Observers say that Iran is striving to develop its nuclear program for reasons connected with strengthening its regional position and defending its national security. They add that Iran is thus responding to what they call Iraq's nuclear program. The Iranians realize that the US military presence in the Arab Gulf is not confined to monitoring "Iraq's military activity but also Iran's military activity" and that the US administration opposes Iran's attempt to possess nuclear weapons. Although IAEA reports affirm that Iran continues to adhere to the NPT, CIA reports indicate the opposite. The launching of the Shehab-3 missile has caused apprehension among the Americans, some of whom believe that Iran is capable of acquiring a nuclear weapon and cast doubt on the IAEA reports.
In his aforementioned article entitled "Iran's Nuclear Capabilities From an International and Regional Perspective," Tamim Hani Khallaf says:

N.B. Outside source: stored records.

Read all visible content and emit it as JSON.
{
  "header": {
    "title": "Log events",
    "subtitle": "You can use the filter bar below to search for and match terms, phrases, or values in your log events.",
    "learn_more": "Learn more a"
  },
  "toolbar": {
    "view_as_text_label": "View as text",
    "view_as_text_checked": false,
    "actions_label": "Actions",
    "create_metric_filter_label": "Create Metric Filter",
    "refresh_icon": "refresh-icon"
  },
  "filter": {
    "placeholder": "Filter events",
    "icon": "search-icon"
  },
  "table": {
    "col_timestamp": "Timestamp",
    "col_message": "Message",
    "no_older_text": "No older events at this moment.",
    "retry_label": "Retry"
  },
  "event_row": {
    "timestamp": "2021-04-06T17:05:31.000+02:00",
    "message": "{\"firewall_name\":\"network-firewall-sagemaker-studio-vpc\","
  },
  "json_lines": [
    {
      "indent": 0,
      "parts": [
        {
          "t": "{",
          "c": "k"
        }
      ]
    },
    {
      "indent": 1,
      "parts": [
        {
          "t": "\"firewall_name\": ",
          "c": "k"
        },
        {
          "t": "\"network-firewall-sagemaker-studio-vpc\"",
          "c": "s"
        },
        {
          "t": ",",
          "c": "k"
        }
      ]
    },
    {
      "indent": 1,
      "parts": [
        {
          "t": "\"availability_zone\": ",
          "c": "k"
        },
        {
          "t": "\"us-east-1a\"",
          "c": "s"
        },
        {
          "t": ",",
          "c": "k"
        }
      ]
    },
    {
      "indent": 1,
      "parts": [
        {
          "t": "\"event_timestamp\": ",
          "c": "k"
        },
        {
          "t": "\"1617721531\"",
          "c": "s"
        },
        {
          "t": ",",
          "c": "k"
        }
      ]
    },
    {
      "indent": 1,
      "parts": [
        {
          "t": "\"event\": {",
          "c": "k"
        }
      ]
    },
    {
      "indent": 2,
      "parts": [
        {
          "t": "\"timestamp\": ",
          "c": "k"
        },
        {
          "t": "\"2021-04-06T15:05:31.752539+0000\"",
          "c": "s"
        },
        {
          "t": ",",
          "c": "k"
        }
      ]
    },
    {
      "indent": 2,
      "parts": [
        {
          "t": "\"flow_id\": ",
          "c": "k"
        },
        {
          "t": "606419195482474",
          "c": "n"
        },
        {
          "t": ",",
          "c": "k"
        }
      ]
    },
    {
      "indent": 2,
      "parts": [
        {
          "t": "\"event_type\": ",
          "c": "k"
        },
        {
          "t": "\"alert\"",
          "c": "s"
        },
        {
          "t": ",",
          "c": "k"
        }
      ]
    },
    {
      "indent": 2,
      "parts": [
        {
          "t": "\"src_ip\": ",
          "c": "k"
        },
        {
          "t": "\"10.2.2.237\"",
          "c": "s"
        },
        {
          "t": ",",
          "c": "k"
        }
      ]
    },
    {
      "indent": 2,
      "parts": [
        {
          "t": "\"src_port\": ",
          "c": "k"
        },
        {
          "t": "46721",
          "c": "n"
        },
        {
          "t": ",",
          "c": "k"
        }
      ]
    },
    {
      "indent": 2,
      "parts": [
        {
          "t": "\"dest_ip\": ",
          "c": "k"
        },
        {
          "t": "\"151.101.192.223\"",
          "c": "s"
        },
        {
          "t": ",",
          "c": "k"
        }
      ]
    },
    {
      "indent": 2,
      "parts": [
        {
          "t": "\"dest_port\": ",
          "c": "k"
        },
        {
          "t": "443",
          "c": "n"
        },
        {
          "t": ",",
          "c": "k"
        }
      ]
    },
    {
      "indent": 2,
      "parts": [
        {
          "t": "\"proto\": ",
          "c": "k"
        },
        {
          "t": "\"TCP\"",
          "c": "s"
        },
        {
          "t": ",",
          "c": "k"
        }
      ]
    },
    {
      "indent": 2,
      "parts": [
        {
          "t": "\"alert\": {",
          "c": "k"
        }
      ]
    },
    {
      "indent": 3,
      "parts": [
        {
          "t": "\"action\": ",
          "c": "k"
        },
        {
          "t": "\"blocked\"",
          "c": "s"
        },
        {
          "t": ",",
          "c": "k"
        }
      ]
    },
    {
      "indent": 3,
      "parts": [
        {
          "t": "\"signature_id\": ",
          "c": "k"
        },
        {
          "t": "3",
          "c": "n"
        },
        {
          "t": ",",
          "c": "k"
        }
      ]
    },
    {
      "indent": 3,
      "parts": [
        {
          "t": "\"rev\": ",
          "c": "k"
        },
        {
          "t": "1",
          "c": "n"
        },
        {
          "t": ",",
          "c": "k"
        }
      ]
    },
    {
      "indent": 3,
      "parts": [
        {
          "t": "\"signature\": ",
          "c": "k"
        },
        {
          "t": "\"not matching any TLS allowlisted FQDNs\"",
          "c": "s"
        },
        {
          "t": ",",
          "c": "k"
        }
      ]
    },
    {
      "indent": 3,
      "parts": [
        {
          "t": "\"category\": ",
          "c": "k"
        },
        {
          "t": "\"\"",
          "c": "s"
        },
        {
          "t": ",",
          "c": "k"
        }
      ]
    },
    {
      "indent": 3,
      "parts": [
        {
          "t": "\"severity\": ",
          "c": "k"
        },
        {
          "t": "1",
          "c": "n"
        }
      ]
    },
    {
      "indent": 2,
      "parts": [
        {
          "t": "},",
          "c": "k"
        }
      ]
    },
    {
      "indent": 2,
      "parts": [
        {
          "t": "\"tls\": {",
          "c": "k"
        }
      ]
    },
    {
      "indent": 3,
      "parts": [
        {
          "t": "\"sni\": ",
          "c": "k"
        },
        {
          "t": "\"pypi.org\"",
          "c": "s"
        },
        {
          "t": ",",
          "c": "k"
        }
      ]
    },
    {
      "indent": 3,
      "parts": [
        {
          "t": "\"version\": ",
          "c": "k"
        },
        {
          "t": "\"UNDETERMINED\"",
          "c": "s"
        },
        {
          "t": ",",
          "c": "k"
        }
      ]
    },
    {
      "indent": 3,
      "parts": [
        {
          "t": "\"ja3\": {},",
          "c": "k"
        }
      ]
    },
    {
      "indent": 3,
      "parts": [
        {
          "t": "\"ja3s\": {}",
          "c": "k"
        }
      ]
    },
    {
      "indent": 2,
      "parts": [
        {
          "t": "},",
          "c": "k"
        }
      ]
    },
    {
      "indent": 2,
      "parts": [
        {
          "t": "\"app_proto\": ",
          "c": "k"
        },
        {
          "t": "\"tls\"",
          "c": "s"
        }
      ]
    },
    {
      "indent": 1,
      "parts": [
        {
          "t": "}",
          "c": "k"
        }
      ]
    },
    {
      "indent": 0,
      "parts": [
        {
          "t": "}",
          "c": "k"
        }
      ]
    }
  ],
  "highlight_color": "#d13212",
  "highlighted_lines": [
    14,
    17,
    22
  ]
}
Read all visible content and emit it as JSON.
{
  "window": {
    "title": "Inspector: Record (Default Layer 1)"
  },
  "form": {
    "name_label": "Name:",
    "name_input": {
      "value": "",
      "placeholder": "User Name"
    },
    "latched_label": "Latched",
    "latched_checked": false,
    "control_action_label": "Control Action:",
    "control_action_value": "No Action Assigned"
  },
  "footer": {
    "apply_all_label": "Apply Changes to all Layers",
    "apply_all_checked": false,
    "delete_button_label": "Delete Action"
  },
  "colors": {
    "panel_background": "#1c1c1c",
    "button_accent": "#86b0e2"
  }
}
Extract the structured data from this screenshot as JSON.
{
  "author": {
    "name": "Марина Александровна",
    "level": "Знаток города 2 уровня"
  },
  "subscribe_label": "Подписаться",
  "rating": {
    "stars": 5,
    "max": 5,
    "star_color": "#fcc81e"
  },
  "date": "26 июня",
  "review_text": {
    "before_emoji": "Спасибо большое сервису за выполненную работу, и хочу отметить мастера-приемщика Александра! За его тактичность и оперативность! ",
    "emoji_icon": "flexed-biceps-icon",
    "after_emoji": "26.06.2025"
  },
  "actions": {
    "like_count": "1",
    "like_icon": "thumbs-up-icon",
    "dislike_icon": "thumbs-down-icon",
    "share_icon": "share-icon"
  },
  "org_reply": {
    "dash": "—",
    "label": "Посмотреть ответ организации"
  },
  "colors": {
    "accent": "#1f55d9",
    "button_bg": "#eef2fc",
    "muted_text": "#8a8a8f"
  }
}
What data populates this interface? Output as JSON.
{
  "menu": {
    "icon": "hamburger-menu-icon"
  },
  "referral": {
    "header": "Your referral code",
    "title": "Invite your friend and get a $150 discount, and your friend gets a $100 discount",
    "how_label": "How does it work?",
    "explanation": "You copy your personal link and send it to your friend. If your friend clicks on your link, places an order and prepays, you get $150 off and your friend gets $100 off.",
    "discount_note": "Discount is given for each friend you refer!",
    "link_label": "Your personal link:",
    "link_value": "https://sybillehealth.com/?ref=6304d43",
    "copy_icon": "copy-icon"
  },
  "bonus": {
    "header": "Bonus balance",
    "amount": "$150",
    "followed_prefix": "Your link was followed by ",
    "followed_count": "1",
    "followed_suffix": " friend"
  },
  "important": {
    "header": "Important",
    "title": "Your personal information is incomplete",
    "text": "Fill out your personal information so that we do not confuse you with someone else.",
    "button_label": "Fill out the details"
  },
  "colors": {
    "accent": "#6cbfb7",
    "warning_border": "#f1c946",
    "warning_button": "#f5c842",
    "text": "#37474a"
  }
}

"The United States is watching Iran's nuclear development program. But in as much as it is interested in watching this program, it is also interested in not jeopardizing relations between the two countries. These relations have witnessed some kind of relaxation after the victory of Mohammad Khatami in 1997 presidential elections. Although relations between Washington and Tehran are still sour, contacts between the two governments have noticeably increased. Therefore, the United States is seeking to achieve a dual aim--continuing to watch Iran's nuclear program and preserving the progress made in bilateral relations.
In an article published in the newspaper Al-Thawrah on 2 May 2001, writer Ma'tuq al-Ma'tuq indicates that the Iranian nuclear effort is focusing on playing for time and benefiting from the daily US-British-Zionist blockade and aggression against our dear Iraq. Therefore, the Iranians are developing their nuclear capabilities and other weapons of mass destruction for regional ambitions, foremost of which are controlling the Arab Gulf region, achieving their expansionist aims, and threatening Arab security and existence. Some Iranian political analysts say that "strengthening the Iranian nuclear program will lift the status of their country in the region and put it on the map of the major powers in the Middle East." What does this mean? It means that Iran, Turkey, and the Zionist entity agree on one goal and one hostile policy toward the Arab nation. This requires the Arabs--leaders and peoples--to rise to a high level of responsibility and to realize the challenges facing their security and existence.
[Description of Source: Baghdad Al-Thawrah (Internet Version-WWW) in Arabic -- Description of source: Iraqi ruling Ba'th Party newspaper]